Protactinium is found mainly in uranium deposits and is highly radioactive and toxic. It does not have many commercial uses due to its instability but is mainly used in research science. It is a by product of nuclear fuel and can be obtained from nuclear fuel rods. It was first identified in 1913 by Kasimir Fajans and Oswald Helmuth Göhring and was given the name brevium due to its short half life. It was not until 1917 that a more stable isotope was found and it was renamed protactinium. Protactinium is one of the rarest and most expensive naturally occurring element and is found in the ore pitchblende. It can also be produced in nuclear reactors and having a half life of 32,760 years means as waste it needs carefully disposing. Whilst not commercially used it has some use in the dating of ice age glaciers due to its long half life.
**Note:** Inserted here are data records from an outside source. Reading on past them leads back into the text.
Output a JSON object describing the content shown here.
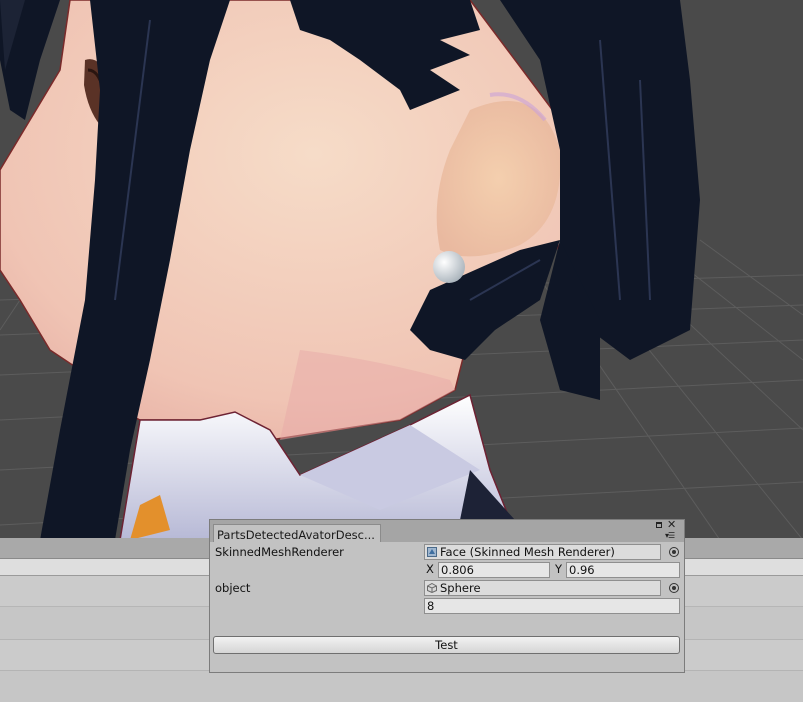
{
  "scene": {
    "background_color": "#4a4a4a",
    "grid_color": "#5c5c5c",
    "hair_color": "#0f1626",
    "skin_color": "#f2c8b8",
    "collar_color": "#e6e6f2",
    "sphere_color": "#e9eef2"
  },
  "window": {
    "tab_title": "PartsDetectedAvatorDesc...",
    "icons": [
      "maximize-icon",
      "close-icon",
      "menu-icon"
    ]
  },
  "fields": {
    "skinned_label": "SkinnedMeshRenderer",
    "skinned_value": "Face (Skinned Mesh Renderer)",
    "x_label": "X",
    "x_value": "0.806",
    "y_label": "Y",
    "y_value": "0.96",
    "object_label": "object",
    "object_value": "Sphere",
    "number_value": "8"
  },
  "buttons": {
    "test_label": "Test"
  }
}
It is a solid metal at room temperature and it has a melting point of 1568°c and a boiling point of 4027°c.
Fredrich Soddy, John Cranston, Otto Hahn, Lise Meitner